Please retype all of the records below word for word, leaving out any pictures.

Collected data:
·····
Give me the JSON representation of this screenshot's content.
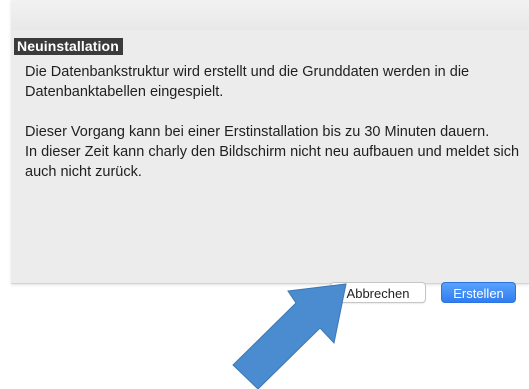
{
  "dialog": {
    "section_title": "Neuinstallation",
    "paragraphs": [
      "Die Datenbankstruktur wird erstellt und die Grunddaten werden in die Datenbanktabellen eingespielt.",
      "Dieser Vorgang kann bei einer Erstinstallation bis zu 30 Minuten dauern.",
      "In dieser Zeit kann charly den Bildschirm nicht neu aufbauen und meldet sich auch nicht zurück."
    ],
    "buttons": {
      "cancel_label": "Abbrechen",
      "create_label": "Erstellen"
    }
  },
  "colors": {
    "primary_button": "#2f7df1",
    "annotation_arrow": "#4a8ccf",
    "section_title_bg": "#3b3b3b"
  },
  "annotation": {
    "icon": "arrow-pointing-up-right-icon"
  }
}
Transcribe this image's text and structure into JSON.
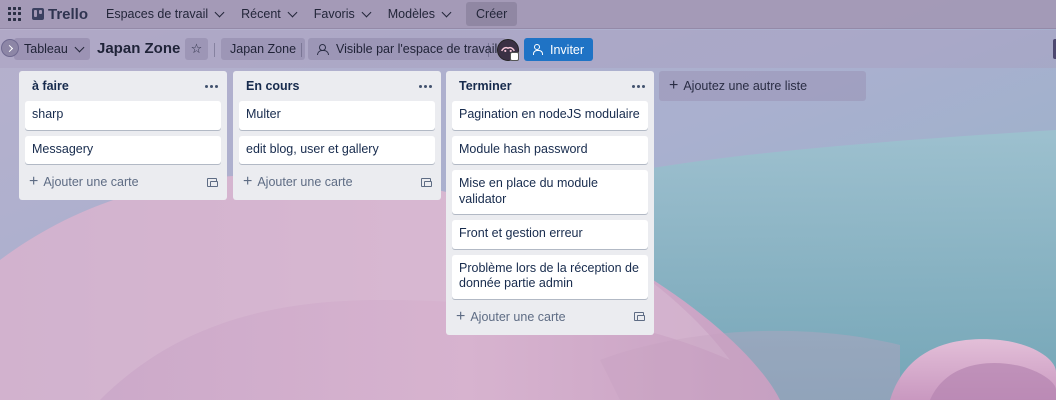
{
  "topnav": {
    "logo": "Trello",
    "menus": [
      {
        "label": "Espaces de travail"
      },
      {
        "label": "Récent"
      },
      {
        "label": "Favoris"
      },
      {
        "label": "Modèles"
      }
    ],
    "create_label": "Créer"
  },
  "board": {
    "view_label": "Tableau",
    "title": "Japan Zone",
    "workspace_label": "Japan Zone",
    "visibility_label": "Visible par l'espace de travail",
    "invite_label": "Inviter"
  },
  "lists": [
    {
      "title": "à faire",
      "cards": [
        "sharp",
        "Messagery"
      ],
      "add_card_label": "Ajouter une carte"
    },
    {
      "title": "En cours",
      "cards": [
        "Multer",
        "edit blog, user et gallery"
      ],
      "add_card_label": "Ajouter une carte"
    },
    {
      "title": "Terminer",
      "cards": [
        "Pagination en nodeJS modulaire",
        "Module hash password",
        "Mise en place du module validator",
        "Front et gestion erreur",
        "Problème lors de la réception de donnée partie admin"
      ],
      "add_card_label": "Ajouter une carte"
    }
  ],
  "add_list_label": "Ajoutez une autre liste",
  "colors": {
    "invite_button": "#1f73c5",
    "list_bg": "#ebecf0",
    "card_bg": "#ffffff"
  }
}
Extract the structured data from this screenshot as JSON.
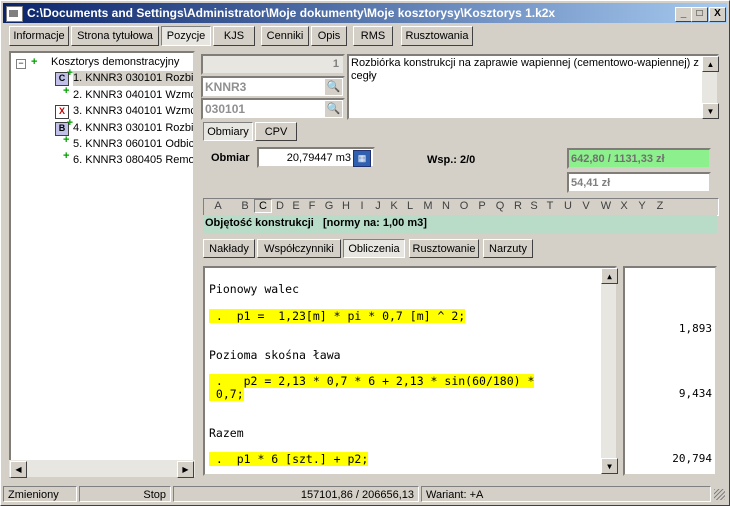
{
  "window": {
    "title": "C:\\Documents and Settings\\Administrator\\Moje dokumenty\\Moje kosztorysy\\Kosztorys 1.k2x",
    "minimize_label": "_",
    "maximize_label": "□",
    "close_label": "X"
  },
  "main_tabs": [
    "Informacje",
    "Strona tytułowa",
    "Pozycje",
    "KJS",
    "Cenniki",
    "Opis",
    "RMS",
    "Rusztowania"
  ],
  "active_main_tab": "Pozycje",
  "tree": {
    "root_label": "Kosztorys demonstracyjny",
    "items": [
      {
        "label": "1. KNNR3 030101 Rozbió",
        "icon": "C"
      },
      {
        "label": "2. KNNR3 040101 Wzmc",
        "icon": ""
      },
      {
        "label": "3. KNNR3 040101 Wzmc",
        "icon": "X"
      },
      {
        "label": "4. KNNR3 030101 Rozbió",
        "icon": "B"
      },
      {
        "label": "5. KNNR3 060101 Odbic",
        "icon": ""
      },
      {
        "label": "6. KNNR3 080405 Remo",
        "icon": ""
      }
    ]
  },
  "position": {
    "number": "1",
    "catalog": "KNNR3",
    "code": "030101",
    "description": "Rozbiórka konstrukcji na zaprawie wapiennej (cementowo-wapiennej) z cegły"
  },
  "upper_tabs": [
    "Obmiary",
    "CPV"
  ],
  "obmiar": {
    "label": "Obmiar",
    "value": "20,79447 m3",
    "wsp_label": "Wsp.: 2/0",
    "price_total": "642,80 / 1131,33 zł",
    "price_unit": "54,41 zł"
  },
  "letters": [
    "A",
    "B",
    "C",
    "D",
    "E",
    "F",
    "G",
    "H",
    "I",
    "J",
    "K",
    "L",
    "M",
    "N",
    "O",
    "P",
    "Q",
    "R",
    "S",
    "T",
    "U",
    "V",
    "W",
    "X",
    "Y",
    "Z"
  ],
  "active_letter": "C",
  "volume_header": "Objętość konstrukcji   [normy na: 1,00 m3]",
  "lower_tabs": [
    "Nakłady",
    "Współczynniki",
    "Obliczenia",
    "Rusztowanie",
    "Narzuty"
  ],
  "active_lower_tab": "Obliczenia",
  "calculations": {
    "heading1": "Pionowy walec",
    "expr1": " .  p1 =  1,23[m] * pi * 0,7 [m] ^ 2;",
    "heading2": "Pozioma skośna ława",
    "expr2a": " .   p2 = 2,13 * 0,7 * 6 + 2,13 * sin(60/180) *",
    "expr2b": " 0,7;",
    "heading3": "Razem",
    "expr3": " .  p1 * 6 [szt.] + p2;"
  },
  "results": [
    "1,893",
    "9,434",
    "20,794"
  ],
  "status": {
    "state": "Zmieniony",
    "action": "Stop",
    "totals": "157101,86 / 206656,13",
    "variant": "Wariant: +A"
  },
  "colors": {
    "highlight": "#ffff00",
    "price_green": "#8cf08c",
    "volume_bg": "#b8dcc8"
  }
}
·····
TASK RESPONSE
Give me the JSON representation of this screenshot's content.
{
  "dialog": {
    "section_title": "Neuinstallation",
    "paragraphs": [
      "Die Datenbankstruktur wird erstellt und die Grunddaten werden in die Datenbanktabellen eingespielt.",
      "Dieser Vorgang kann bei einer Erstinstallation bis zu 30 Minuten dauern.",
      "In dieser Zeit kann charly den Bildschirm nicht neu aufbauen und meldet sich auch nicht zurück."
    ],
    "buttons": {
      "cancel_label": "Abbrechen",
      "create_label": "Erstellen"
    }
  },
  "colors": {
    "primary_button": "#2f7df1",
    "annotation_arrow": "#4a8ccf",
    "section_title_bg": "#3b3b3b"
  },
  "annotation": {
    "icon": "arrow-pointing-up-right-icon"
  }
}
Transcribe this image's text and structure into JSON.
{
  "topnav": {
    "logo": "Trello",
    "menus": [
      {
        "label": "Espaces de travail"
      },
      {
        "label": "Récent"
      },
      {
        "label": "Favoris"
      },
      {
        "label": "Modèles"
      }
    ],
    "create_label": "Créer"
  },
  "board": {
    "view_label": "Tableau",
    "title": "Japan Zone",
    "workspace_label": "Japan Zone",
    "visibility_label": "Visible par l'espace de travail",
    "invite_label": "Inviter"
  },
  "lists": [
    {
      "title": "à faire",
      "cards": [
        "sharp",
        "Messagery"
      ],
      "add_card_label": "Ajouter une carte"
    },
    {
      "title": "En cours",
      "cards": [
        "Multer",
        "edit blog, user et gallery"
      ],
      "add_card_label": "Ajouter une carte"
    },
    {
      "title": "Terminer",
      "cards": [
        "Pagination en nodeJS modulaire",
        "Module hash password",
        "Mise en place du module validator",
        "Front et gestion erreur",
        "Problème lors de la réception de donnée partie admin"
      ],
      "add_card_label": "Ajouter une carte"
    }
  ],
  "add_list_label": "Ajoutez une autre liste",
  "colors": {
    "invite_button": "#1f73c5",
    "list_bg": "#ebecf0",
    "card_bg": "#ffffff"
  }
}
Extract the structured data from this screenshot as JSON.
{
  "window": {
    "title": "C:\\Documents and Settings\\Administrator\\Moje dokumenty\\Moje kosztorysy\\Kosztorys 1.k2x",
    "minimize_label": "_",
    "maximize_label": "□",
    "close_label": "X"
  },
  "main_tabs": [
    "Informacje",
    "Strona tytułowa",
    "Pozycje",
    "KJS",
    "Cenniki",
    "Opis",
    "RMS",
    "Rusztowania"
  ],
  "active_main_tab": "Pozycje",
  "tree": {
    "root_label": "Kosztorys demonstracyjny",
    "items": [
      {
        "label": "1. KNNR3 030101 Rozbió",
        "icon": "C"
      },
      {
        "label": "2. KNNR3 040101 Wzmc",
        "icon": ""
      },
      {
        "label": "3. KNNR3 040101 Wzmc",
        "icon": "X"
      },
      {
        "label": "4. KNNR3 030101 Rozbió",
        "icon": "B"
      },
      {
        "label": "5. KNNR3 060101 Odbic",
        "icon": ""
      },
      {
        "label": "6. KNNR3 080405 Remo",
        "icon": ""
      }
    ]
  },
  "position": {
    "number": "1",
    "catalog": "KNNR3",
    "code": "030101",
    "description": "Rozbiórka konstrukcji na zaprawie wapiennej (cementowo-wapiennej) z cegły"
  },
  "upper_tabs": [
    "Obmiary",
    "CPV"
  ],
  "obmiar": {
    "label": "Obmiar",
    "value": "20,79447 m3",
    "wsp_label": "Wsp.: 2/0",
    "price_total": "642,80 / 1131,33 zł",
    "price_unit": "54,41 zł"
  },
  "letters": [
    "A",
    "B",
    "C",
    "D",
    "E",
    "F",
    "G",
    "H",
    "I",
    "J",
    "K",
    "L",
    "M",
    "N",
    "O",
    "P",
    "Q",
    "R",
    "S",
    "T",
    "U",
    "V",
    "W",
    "X",
    "Y",
    "Z"
  ],
  "active_letter": "C",
  "volume_header": "Objętość konstrukcji   [normy na: 1,00 m3]",
  "lower_tabs": [
    "Nakłady",
    "Współczynniki",
    "Obliczenia",
    "Rusztowanie",
    "Narzuty"
  ],
  "active_lower_tab": "Obliczenia",
  "calculations": {
    "heading1": "Pionowy walec",
    "expr1": " .  p1 =  1,23[m] * pi * 0,7 [m] ^ 2;",
    "heading2": "Pozioma skośna ława",
    "expr2a": " .   p2 = 2,13 * 0,7 * 6 + 2,13 * sin(60/180) *",
    "expr2b": " 0,7;",
    "heading3": "Razem",
    "expr3": " .  p1 * 6 [szt.] + p2;"
  },
  "results": [
    "1,893",
    "9,434",
    "20,794"
  ],
  "status": {
    "state": "Zmieniony",
    "action": "Stop",
    "totals": "157101,86 / 206656,13",
    "variant": "Wariant: +A"
  },
  "colors": {
    "highlight": "#ffff00",
    "price_green": "#8cf08c",
    "volume_bg": "#b8dcc8"
  }
}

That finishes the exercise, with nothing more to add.